Unwanted childbearing has been hypothesized to have significant detrimental health, social and economic consequences for children and parents, and represents a primary justification for investment in family planning programs. While the literature supporting these claims is large, much of this work has serious methodological limitations, especially the research on low-income non-Western societies. The measurement of unintended pregnancy is complicated by a number of serious methodological challenges;foremost among these is the issue of birth rationalization, whereby respondents may be reluctant to retrospectively describe births which were unwanted at the time of conception as unwanted, and instead revise them to have been either wanted or mistimed. The proposed project focuses on the potential health consequences associated with unwanted childbearing-- children who were born to mothers who stated that they did not want more children. Through the analysis of large rural samples of births from four states in India (Bihar, Jharkhand, Maharashtra and Tamil Nadu), the research will add substantially to the literature through the identification of the effects of unwanted births on maternal and child health outcomes. A significant advantage of the proposed research is the use of a prospective measure of birth unwantedness, which will surmount many of the biases faced by previous studies. Specifically, the study will examine the effects of unwanted childbearing on perinatal, neonatal, post-neonatal, and 1-2 year mortality, on the timing and utilization of prenatal care, on early childhood immunization and on maternal depression and mental health. The analysis uses data from two sources;the 1998-99 Indian National Family Health Survey (NFHS-2) and from a 2002-03 follow-up survey, in which 6303 women from four states who were included in the NFHS-2 were re-interviewed regarding births and health outcomes during the intervening four year period. A multi-level modeling approach will be employed to identify associations between birth wantedness and subsequent child and maternal health outcomes. The study will make important substantive contributions to understanding the contributing role of unwanted childbearing to adverse child and maternal health in resource-poor settings, as well as programmatically in understanding the potential contributions which effective family planning programs can make to improving child health and maternal well-being.
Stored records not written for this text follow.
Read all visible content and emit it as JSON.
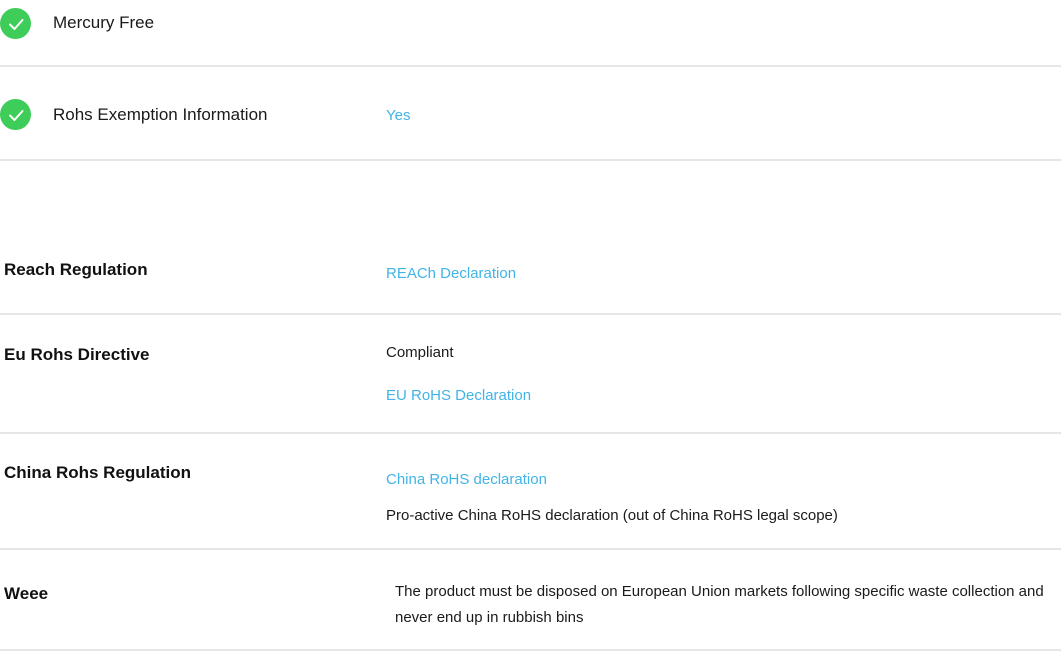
{
  "icons": {
    "check": "check-circle-icon",
    "check_color": "#3dcd58"
  },
  "colors": {
    "link": "#42b4e6",
    "divider": "#e6e6e6"
  },
  "attributes": [
    {
      "label": "Mercury Free",
      "value": ""
    },
    {
      "label": "Rohs Exemption Information",
      "value": "Yes"
    }
  ],
  "reach": {
    "label": "Reach Regulation",
    "link": "REACh Declaration"
  },
  "eu_rohs": {
    "label": "Eu Rohs Directive",
    "status": "Compliant",
    "link": "EU RoHS Declaration"
  },
  "china_rohs": {
    "label": "China Rohs Regulation",
    "link": "China RoHS declaration",
    "note": "Pro-active China RoHS declaration (out of China RoHS legal scope)"
  },
  "weee": {
    "label": "Weee",
    "text": "The product must be disposed on European Union markets following specific waste collection and never end up in rubbish bins"
  }
}
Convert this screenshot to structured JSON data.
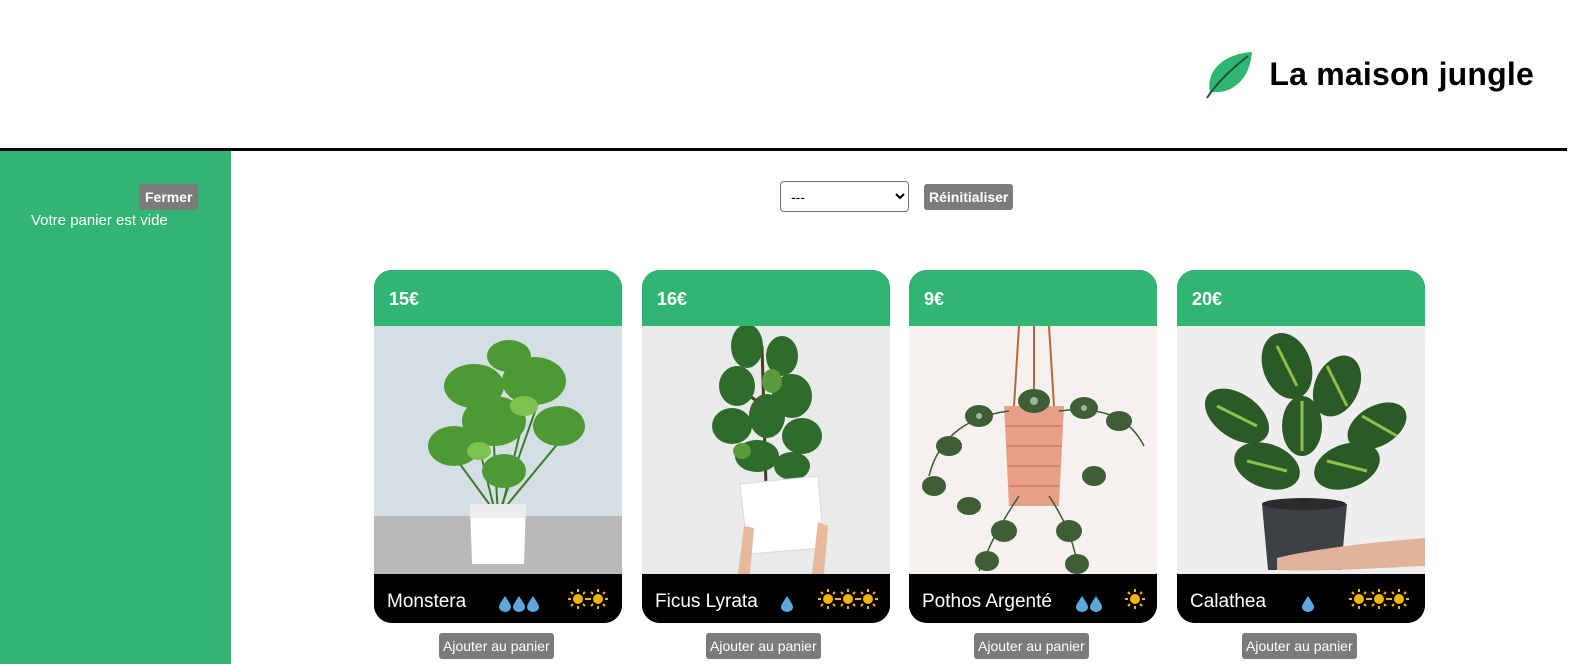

Using two cross-sectional samples of women of reproductive age from 4 states of India, this research will examine associations between pregnancy unwantedness and maternal, child and mental health outcomes. For the mother, the analysis will examine the role of pregnancy unwantedness in shaping access to care during pregnancy and mental health outcomes;for the child, the analysis will examine associations between pregnancy unwantedness, early infant mortality and receipt of immunizations.